• "Yesterday's Whispers, Today's Outcries, Tomorrow's Voices, "will bring together more than 400 participants from the Pacific, the U.S. Mainland and around the world to share cultural values and practices including birthing, parenting, healing, educating, storytelling. Included will be workshops on indigenous medical practices, cultural and political movements, oral traditions, spirituality and more.

• Registration: Shannon Kaaekuahiwi, 808-696-3482. Or e-mail skhonu@excite.com.

• Cost: $375 and includes a lu'au at the Bishop Museum, final evening banquet and international reception buffet.

DeCambra's life has turned repeatedly to healing arts. Her purse bears the faint scent of the essential oils she carries with her always, and now the four grandchildren who share the family household come to ask, "Tutu, do you have your oil bag?" The glaucoma that plagued her husband, "Stretch" DeCambra,has reversed itself, she claims, after he spent nine months dabbing a mixture of oils of cypress, juniper and Eucalyptus radia on the skin around his eyes.

"Do you want some joy?" she asks, grasping a reporter's outstretched hand and deftly dropping two glistening beads of golden oil into the palm, before dropping two into her own.

"Don't touch your eyes," she cautions, guiding the way to rub the essence along an arm, behind ears, under the chin.

"The oils do the work and we're helpers," says DeCambra. "Our mission is to get the oils known in the Pacific. People are looking at ways to overcome chronic conditions." She looks at the reporter. "You need 'Raindrop' — oregano, thyme, basil, cypress, birch, marjoram, valor..."

"I swear by lavender," says Padello. "For sunburn. It takes the burn away."

Five years ago, DeCambra was introduced to essential oils by Sophie Ann Aoki, a longtime community activist (and the daughter of well-known death and dying advocate the Rev. Mitsuo Aoki). Since then, DeCambra returned repeatedly to the Mainland to study with naturopath Dr. Gary Young. On her last trip, she took several other Hawai'i women with her, including Senita Nepo, who has been introducing the therapy in Hawai'i's Samoan community.

'She loves everybody'

"She just came across as someone so genuine who love her people," said Nepo. "She's so beautiful. That woman has no barriers. She loves everybody. When I first met Ho'oipo we were just two women with something we want to share with our people. At the convention after they spotlighted her (and the idea of creating a Women's Wellness Center) we'd go to the bathroom and even there, people are shaking our hand and giving us the business card, and saying 'We want to help.'"

Two years ago, DeCambra felt compelled to journey to Aruba, off the coast of Venezuela ,to study herbs and traditional medicine of that culture with Dr. Carlin Browne. "I didn't even know where Aruba was," she recalls.

But again she came back energized and more convinced than ever that her road lay in enhancing well-being and helping people heal.

"I have to follow my heart to support women," she says. "I see that women have gone through immense struggle just to be female in my community."

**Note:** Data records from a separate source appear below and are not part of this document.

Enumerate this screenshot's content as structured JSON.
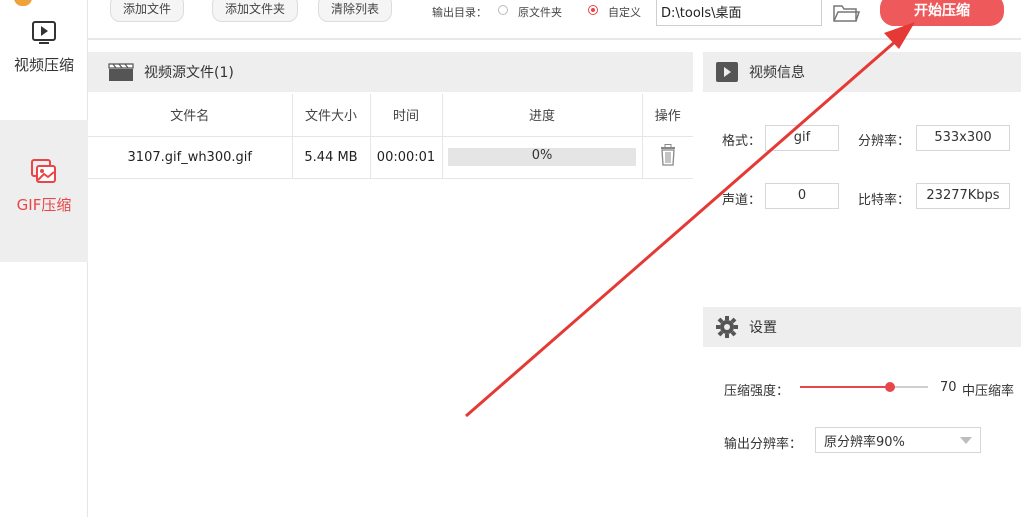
{
  "sidebar": {
    "items": [
      {
        "label": "视频压缩",
        "icon": "video-play-icon"
      },
      {
        "label": "GIF压缩",
        "icon": "gif-image-icon"
      }
    ]
  },
  "toolbar": {
    "add_file": "添加文件",
    "add_folder": "添加文件夹",
    "clear_list": "清除列表",
    "output_dir_label": "输出目录：",
    "radio_source": "原文件夹",
    "radio_custom": "自定义",
    "path_value": "D:\\tools\\桌面",
    "start_button": "开始压缩"
  },
  "file_panel": {
    "title": "视频源文件(1)",
    "columns": [
      "文件名",
      "文件大小",
      "时间",
      "进度",
      "操作"
    ],
    "rows": [
      {
        "name": "3107.gif_wh300.gif",
        "size": "5.44 MB",
        "time": "00:00:01",
        "progress": "0%",
        "progress_value": 0
      }
    ]
  },
  "video_info": {
    "title": "视频信息",
    "format_label": "格式：",
    "format_value": "gif",
    "resolution_label": "分辨率：",
    "resolution_value": "533x300",
    "channel_label": "声道：",
    "channel_value": "0",
    "bitrate_label": "比特率：",
    "bitrate_value": "23277Kbps"
  },
  "settings": {
    "title": "设置",
    "strength_label": "压缩强度：",
    "strength_value": "70",
    "strength_percent": 0.7,
    "strength_text": "中压缩率",
    "output_res_label": "输出分辨率：",
    "output_res_value": "原分辨率90%"
  },
  "colors": {
    "accent": "#e8474a",
    "start_button": "#ee5a5c",
    "annotation_arrow": "#e53935"
  }
}
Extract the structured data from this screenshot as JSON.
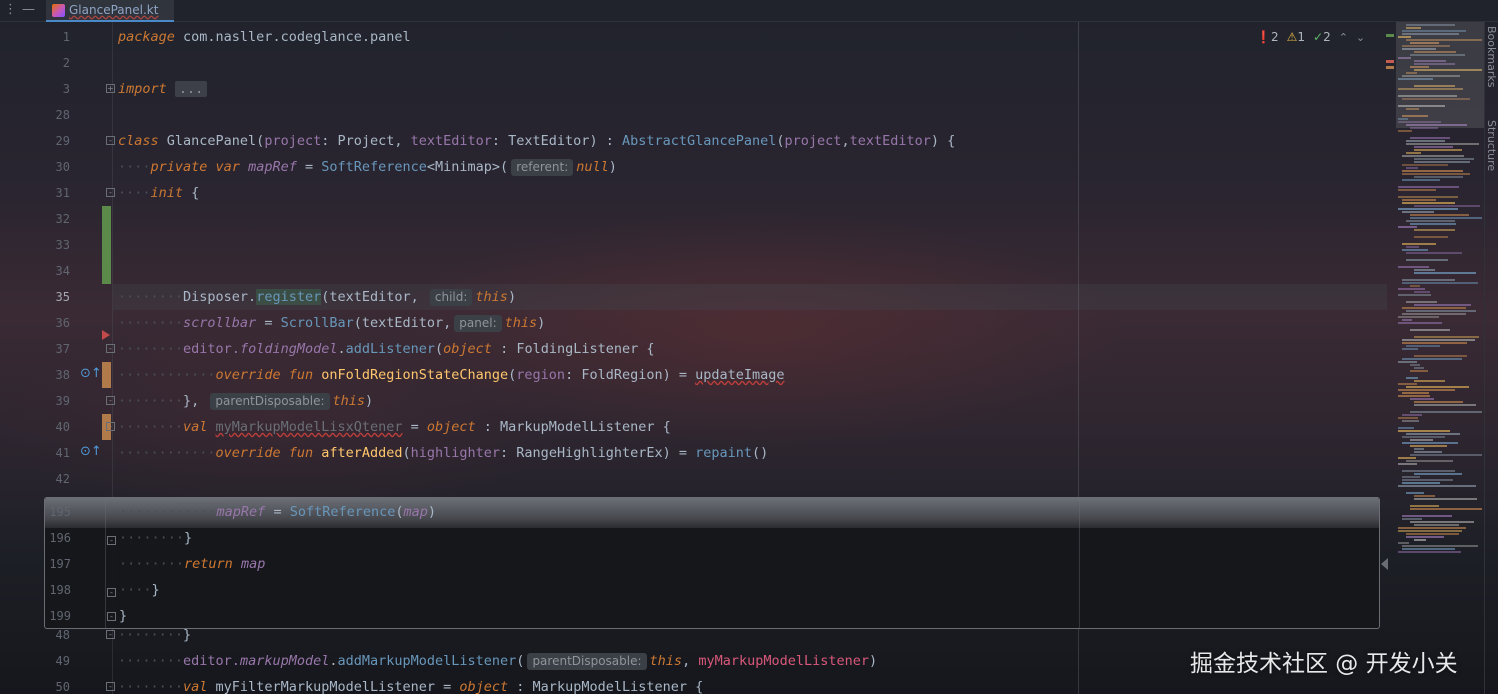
{
  "tab": {
    "filename": "GlancePanel.kt"
  },
  "toolbar_icons": [
    "menu-icon",
    "minimize-icon"
  ],
  "status": {
    "errors": "2",
    "warnings": "1",
    "weak_warnings": "2"
  },
  "colors": {
    "keyword": "#cc7832",
    "property": "#9876aa",
    "function": "#ffc66d",
    "type": "#6897bb",
    "text": "#a9b7c6",
    "accent": "#4a88c7"
  },
  "lines": [
    {
      "n": "1"
    },
    {
      "n": "2"
    },
    {
      "n": "3"
    },
    {
      "n": "28"
    },
    {
      "n": "29"
    },
    {
      "n": "30"
    },
    {
      "n": "31"
    },
    {
      "n": "32"
    },
    {
      "n": "33"
    },
    {
      "n": "34"
    },
    {
      "n": "35"
    },
    {
      "n": "36"
    },
    {
      "n": "37"
    },
    {
      "n": "38"
    },
    {
      "n": "39"
    },
    {
      "n": "40"
    },
    {
      "n": "41"
    },
    {
      "n": "42"
    },
    {
      "n": "48"
    },
    {
      "n": "49"
    },
    {
      "n": "50"
    }
  ],
  "code": {
    "l1_kw": "package",
    "l1_pkg": " com.nasller.codeglance.panel",
    "l3_kw": "import",
    "l3_fold": "...",
    "l29_kw": "class",
    "l29_name": " GlancePanel(",
    "l29_p1": "project",
    "l29_t1": ": Project, ",
    "l29_p2": "textEditor",
    "l29_t2": ": TextEditor) : ",
    "l29_super": "AbstractGlancePanel",
    "l29_args1": "(",
    "l29_a1": "project",
    "l29_comma": ",",
    "l29_a2": "textEditor",
    "l29_end": ") {",
    "l30_kw": "private var ",
    "l30_prop": "mapRef",
    "l30_eq": " = ",
    "l30_fn": "SoftReference",
    "l30_gen": "<Minimap>(",
    "l30_hint": "referent:",
    "l30_null": "null",
    "l30_close": ")",
    "l31_kw": "init",
    "l31_brace": " {",
    "l35_a": "Disposer.",
    "l35_fn": "register",
    "l35_b": "(textEditor, ",
    "l35_hint": "child:",
    "l35_this": "this",
    "l35_c": ")",
    "l36_prop": "scrollbar",
    "l36_eq": " = ",
    "l36_fn": "ScrollBar",
    "l36_b": "(textEditor,",
    "l36_hint": "panel:",
    "l36_this": "this",
    "l36_c": ")",
    "l37_a": "editor.",
    "l37_prop": "foldingModel",
    "l37_b": ".",
    "l37_fn": "addListener",
    "l37_c": "(",
    "l37_kw": "object",
    "l37_d": " : FoldingListener {",
    "l38_kw": "override fun ",
    "l38_fn": "onFoldRegionStateChange",
    "l38_b": "(",
    "l38_p": "region",
    "l38_c": ": FoldRegion) = ",
    "l38_call": "updateImage",
    "l39_a": "}, ",
    "l39_hint": "parentDisposable:",
    "l39_this": "this",
    "l39_c": ")",
    "l40_kw": "val ",
    "l40_name": "myMarkupModelLisxQtener",
    "l40_eq": " = ",
    "l40_obj": "object",
    "l40_d": " : MarkupModelListener {",
    "l41_kw": "override fun ",
    "l41_fn": "afterAdded",
    "l41_b": "(",
    "l41_p": "highlighter",
    "l41_c": ": RangeHighlighterEx) = ",
    "l41_call": "repaint",
    "l41_d": "()",
    "l48": "}",
    "l49_a": "editor.",
    "l49_prop": "markupModel",
    "l49_b": ".",
    "l49_fn": "addMarkupModelListener",
    "l49_c": "(",
    "l49_hint": "parentDisposable:",
    "l49_this": "this",
    "l49_d": ", ",
    "l49_arg": "myMarkupModelListener",
    "l49_e": ")",
    "l50_kw": "val ",
    "l50_name": "myFilterMarkupModelListener",
    "l50_eq": " = ",
    "l50_obj": "object",
    "l50_d": " : MarkupModelListener {"
  },
  "popup": {
    "lines": [
      {
        "n": "195"
      },
      {
        "n": "196"
      },
      {
        "n": "197"
      },
      {
        "n": "198"
      },
      {
        "n": "199"
      }
    ],
    "l195_prop": "mapRef",
    "l195_eq": " = ",
    "l195_fn": "SoftReference",
    "l195_b": "(",
    "l195_arg": "map",
    "l195_c": ")",
    "l196": "}",
    "l197_kw": "return",
    "l197_v": " map",
    "l198": "}",
    "l199": "}"
  },
  "side_tabs": {
    "bookmarks": "Bookmarks",
    "structure": "Structure"
  },
  "watermark": "掘金技术社区 @ 开发小关"
}
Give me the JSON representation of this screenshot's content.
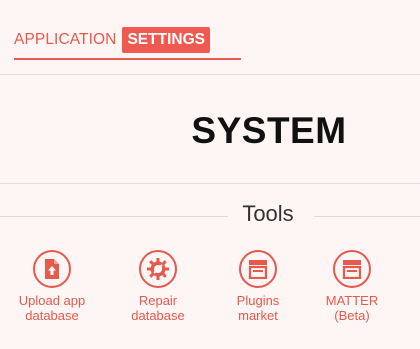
{
  "header": {
    "tabs": [
      {
        "label": "APPLICATION",
        "active": false
      },
      {
        "label": "SETTINGS",
        "active": true
      }
    ]
  },
  "main": {
    "title": "SYSTEM",
    "section_label": "Tools",
    "tools": [
      {
        "label_line1": "Upload app",
        "label_line2": "database",
        "icon": "upload-file-icon"
      },
      {
        "label_line1": "Repair",
        "label_line2": "database",
        "icon": "repair-gear-icon"
      },
      {
        "label_line1": "Plugins",
        "label_line2": "market",
        "icon": "store-icon"
      },
      {
        "label_line1": "MATTER",
        "label_line2": "(Beta)",
        "icon": "store-icon"
      }
    ]
  },
  "colors": {
    "accent": "#e8584d",
    "background": "#fdf6f4"
  }
}
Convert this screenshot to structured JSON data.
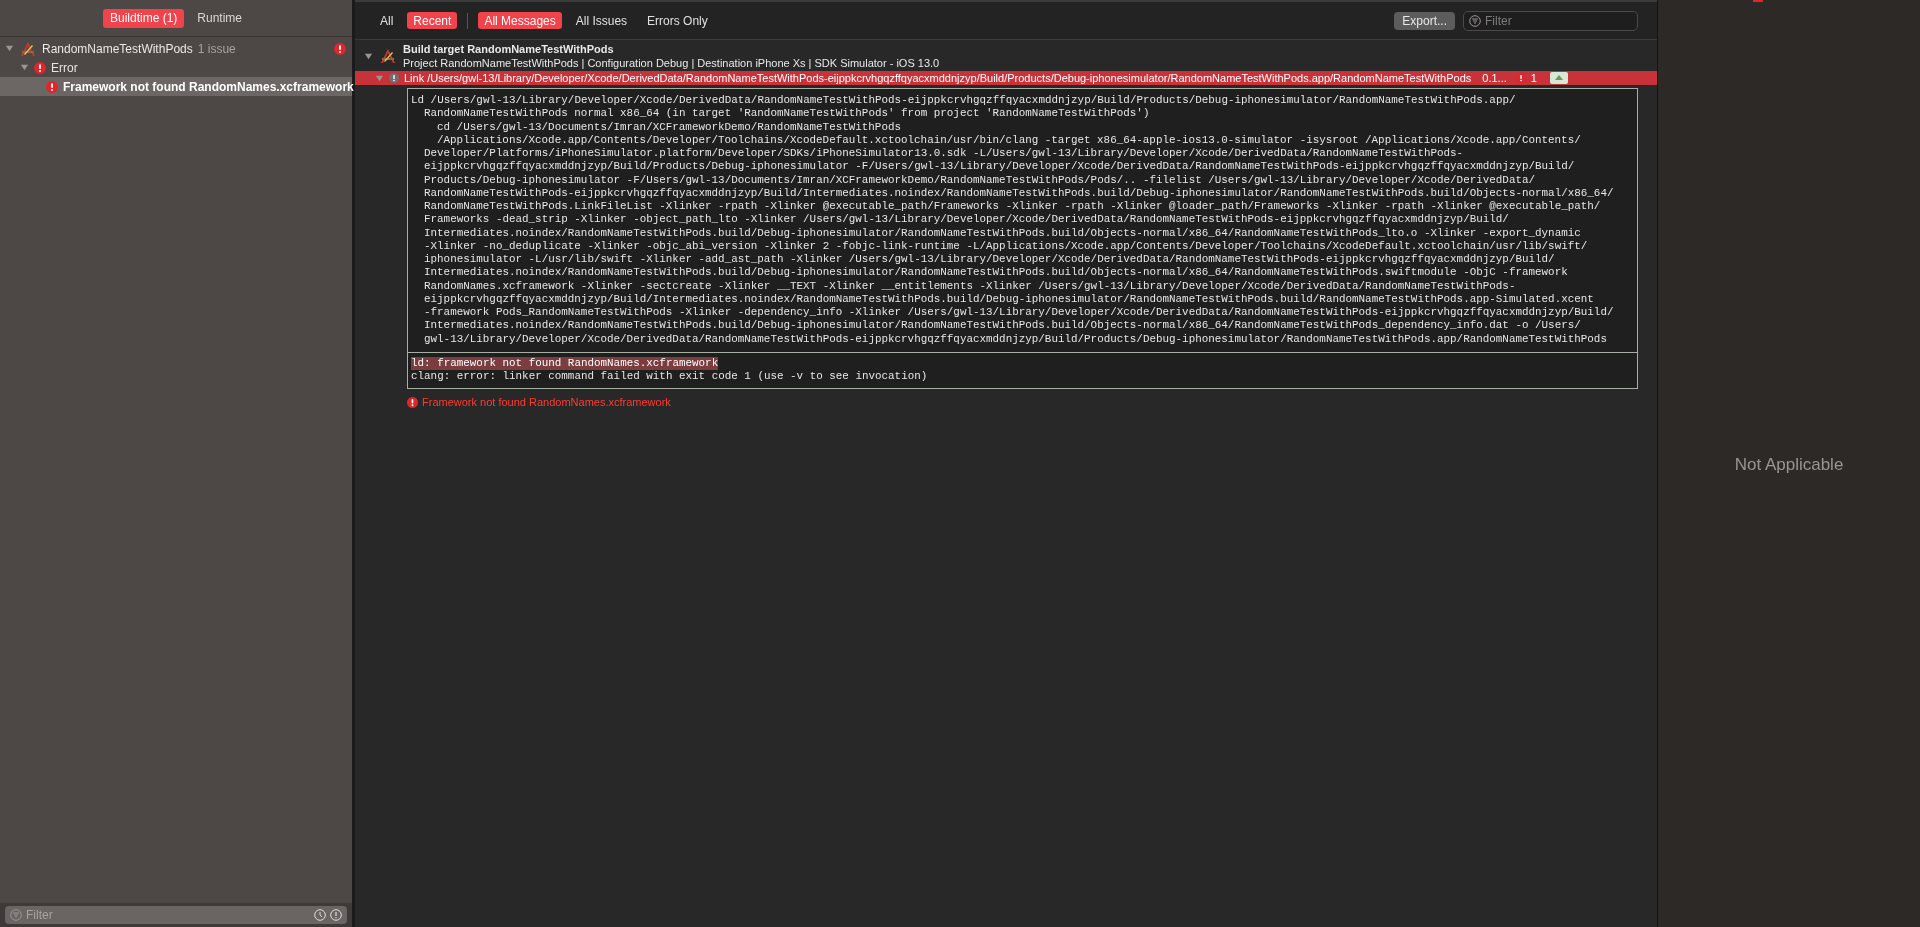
{
  "sidebar": {
    "tabs": [
      {
        "label": "Buildtime (1)",
        "selected": true
      },
      {
        "label": "Runtime",
        "selected": false
      }
    ],
    "tree": [
      {
        "kind": "target",
        "label": "RandomNameTestWithPods",
        "count": "1 issue",
        "expanded": true,
        "selected": false,
        "children": [
          {
            "kind": "group",
            "label": "Error",
            "expanded": true,
            "selected": false,
            "children": [
              {
                "kind": "issue",
                "label": "Framework not found RandomNames.xcframework",
                "selected": true
              }
            ]
          }
        ]
      }
    ],
    "filter": {
      "placeholder": "Filter"
    }
  },
  "toolbar": {
    "scope_tabs": [
      {
        "label": "All",
        "selected": false
      },
      {
        "label": "Recent",
        "selected": true
      }
    ],
    "filter_tabs": [
      {
        "label": "All Messages",
        "selected": true
      },
      {
        "label": "All Issues",
        "selected": false
      },
      {
        "label": "Errors Only",
        "selected": false
      }
    ],
    "export_button": "Export...",
    "filter": {
      "placeholder": "Filter"
    }
  },
  "log": {
    "target": {
      "title": "Build target RandomNameTestWithPods",
      "subtitle": "Project RandomNameTestWithPods | Configuration Debug | Destination iPhone Xs | SDK Simulator - iOS 13.0",
      "expanded": true
    },
    "step": {
      "title": "Link /Users/gwl-13/Library/Developer/Xcode/DerivedData/RandomNameTestWithPods-eijppkcrvhgqzffqyacxmddnjzyp/Build/Products/Debug-iphonesimulator/RandomNameTestWithPods.app/RandomNameTestWithPods",
      "duration": "0.1...",
      "issue_count": "1",
      "expanded": true
    },
    "lines": [
      {
        "kind": "first",
        "text": "Ld /Users/gwl-13/Library/Developer/Xcode/DerivedData/RandomNameTestWithPods-eijppkcrvhgqzffqyacxmddnjzyp/Build/Products/Debug-iphonesimulator/RandomNameTestWithPods.app/"
      },
      {
        "kind": "cont",
        "text": "RandomNameTestWithPods normal x86_64 (in target 'RandomNameTestWithPods' from project 'RandomNameTestWithPods')"
      },
      {
        "kind": "nested",
        "text": "cd /Users/gwl-13/Documents/Imran/XCFrameworkDemo/RandomNameTestWithPods"
      },
      {
        "kind": "nested",
        "text": "/Applications/Xcode.app/Contents/Developer/Toolchains/XcodeDefault.xctoolchain/usr/bin/clang -target x86_64-apple-ios13.0-simulator -isysroot /Applications/Xcode.app/Contents/"
      },
      {
        "kind": "cont",
        "text": "Developer/Platforms/iPhoneSimulator.platform/Developer/SDKs/iPhoneSimulator13.0.sdk -L/Users/gwl-13/Library/Developer/Xcode/DerivedData/RandomNameTestWithPods-"
      },
      {
        "kind": "cont",
        "text": "eijppkcrvhgqzffqyacxmddnjzyp/Build/Products/Debug-iphonesimulator -F/Users/gwl-13/Library/Developer/Xcode/DerivedData/RandomNameTestWithPods-eijppkcrvhgqzffqyacxmddnjzyp/Build/"
      },
      {
        "kind": "cont",
        "text": "Products/Debug-iphonesimulator -F/Users/gwl-13/Documents/Imran/XCFrameworkDemo/RandomNameTestWithPods/Pods/.. -filelist /Users/gwl-13/Library/Developer/Xcode/DerivedData/"
      },
      {
        "kind": "cont",
        "text": "RandomNameTestWithPods-eijppkcrvhgqzffqyacxmddnjzyp/Build/Intermediates.noindex/RandomNameTestWithPods.build/Debug-iphonesimulator/RandomNameTestWithPods.build/Objects-normal/x86_64/"
      },
      {
        "kind": "cont",
        "text": "RandomNameTestWithPods.LinkFileList -Xlinker -rpath -Xlinker @executable_path/Frameworks -Xlinker -rpath -Xlinker @loader_path/Frameworks -Xlinker -rpath -Xlinker @executable_path/"
      },
      {
        "kind": "cont",
        "text": "Frameworks -dead_strip -Xlinker -object_path_lto -Xlinker /Users/gwl-13/Library/Developer/Xcode/DerivedData/RandomNameTestWithPods-eijppkcrvhgqzffqyacxmddnjzyp/Build/"
      },
      {
        "kind": "cont",
        "text": "Intermediates.noindex/RandomNameTestWithPods.build/Debug-iphonesimulator/RandomNameTestWithPods.build/Objects-normal/x86_64/RandomNameTestWithPods_lto.o -Xlinker -export_dynamic"
      },
      {
        "kind": "cont",
        "text": "-Xlinker -no_deduplicate -Xlinker -objc_abi_version -Xlinker 2 -fobjc-link-runtime -L/Applications/Xcode.app/Contents/Developer/Toolchains/XcodeDefault.xctoolchain/usr/lib/swift/"
      },
      {
        "kind": "cont",
        "text": "iphonesimulator -L/usr/lib/swift -Xlinker -add_ast_path -Xlinker /Users/gwl-13/Library/Developer/Xcode/DerivedData/RandomNameTestWithPods-eijppkcrvhgqzffqyacxmddnjzyp/Build/"
      },
      {
        "kind": "cont",
        "text": "Intermediates.noindex/RandomNameTestWithPods.build/Debug-iphonesimulator/RandomNameTestWithPods.build/Objects-normal/x86_64/RandomNameTestWithPods.swiftmodule -ObjC -framework"
      },
      {
        "kind": "cont",
        "text": "RandomNames.xcframework -Xlinker -sectcreate -Xlinker __TEXT -Xlinker __entitlements -Xlinker /Users/gwl-13/Library/Developer/Xcode/DerivedData/RandomNameTestWithPods-"
      },
      {
        "kind": "cont",
        "text": "eijppkcrvhgqzffqyacxmddnjzyp/Build/Intermediates.noindex/RandomNameTestWithPods.build/Debug-iphonesimulator/RandomNameTestWithPods.build/RandomNameTestWithPods.app-Simulated.xcent"
      },
      {
        "kind": "cont",
        "text": "-framework Pods_RandomNameTestWithPods -Xlinker -dependency_info -Xlinker /Users/gwl-13/Library/Developer/Xcode/DerivedData/RandomNameTestWithPods-eijppkcrvhgqzffqyacxmddnjzyp/Build/"
      },
      {
        "kind": "cont",
        "text": "Intermediates.noindex/RandomNameTestWithPods.build/Debug-iphonesimulator/RandomNameTestWithPods.build/Objects-normal/x86_64/RandomNameTestWithPods_dependency_info.dat -o /Users/"
      },
      {
        "kind": "cont",
        "text": "gwl-13/Library/Developer/Xcode/DerivedData/RandomNameTestWithPods-eijppkcrvhgqzffqyacxmddnjzyp/Build/Products/Debug-iphonesimulator/RandomNameTestWithPods.app/RandomNameTestWithPods"
      }
    ],
    "output": [
      {
        "text": "ld: framework not found RandomNames.xcframework",
        "highlighted": true
      },
      {
        "text": "clang: error: linker command failed with exit code 1 (use -v to see invocation)",
        "highlighted": false
      }
    ],
    "issue": "Framework not found RandomNames.xcframework"
  },
  "inspector": {
    "message": "Not Applicable"
  }
}
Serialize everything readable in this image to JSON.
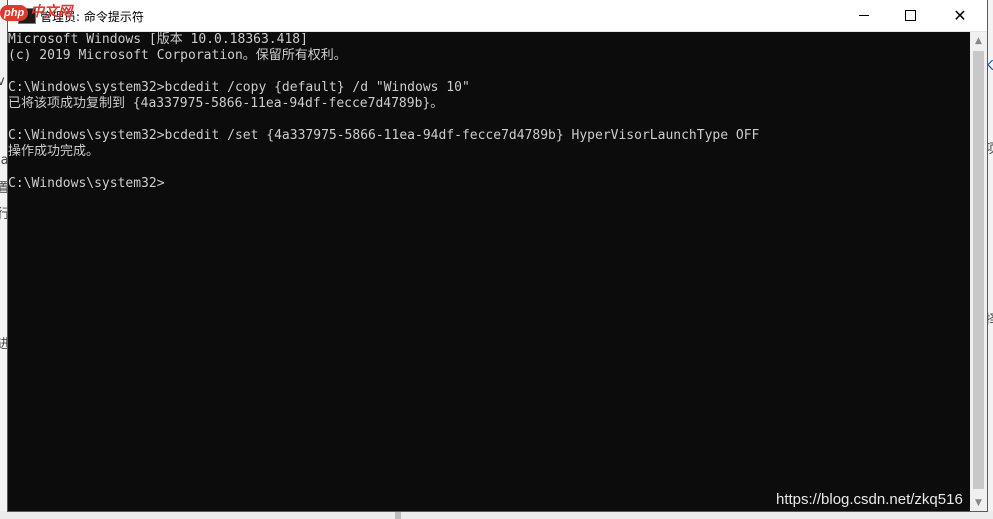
{
  "window": {
    "title": "管理员: 命令提示符",
    "badge_logo_text": "php",
    "badge_text": "中文网"
  },
  "controls": {
    "minimize_icon": "minimize-icon",
    "maximize_icon": "maximize-icon",
    "close_icon": "close-icon"
  },
  "console": {
    "lines": [
      "Microsoft Windows [版本 10.0.18363.418]",
      "(c) 2019 Microsoft Corporation。保留所有权利。",
      "",
      "C:\\Windows\\system32>bcdedit /copy {default} /d \"Windows 10\"",
      "已将该项成功复制到 {4a337975-5866-11ea-94df-fecce7d4789b}。",
      "",
      "C:\\Windows\\system32>bcdedit /set {4a337975-5866-11ea-94df-fecce7d4789b} HyperVisorLaunchType OFF",
      "操作成功完成。",
      "",
      "C:\\Windows\\system32>"
    ]
  },
  "background": {
    "left_fragments": [
      "v",
      "ia",
      "置",
      "行",
      "进"
    ],
    "right_fragments": [
      "Ki",
      "项",
      "择"
    ]
  },
  "watermark": "https://blog.csdn.net/zkq516"
}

DeCambra's birth certificate and passport bear the first name Mabel. It wasn't until the mid-1970s that she chose to put away her English name and take her Hawaiian middle name.The sovereignty movement and the Hawaiian Renaissance were creating a surge of new consciousness, and DeCambra came to realize that Hawaiian parents "hid" their babies' true names in the middle and used English names up front.

"It was part of a birthing process, and our Hawaiian names came forward. The name is everything," she muses. "I made a conscious decision I was going to be called Ho'oipo. This beautiful name is about a wind between Moloka'i and Lana'i that causes love between sweethearts. It's like the creation of love in Hawai'i and the world. And now I have started to live that part of who I really am."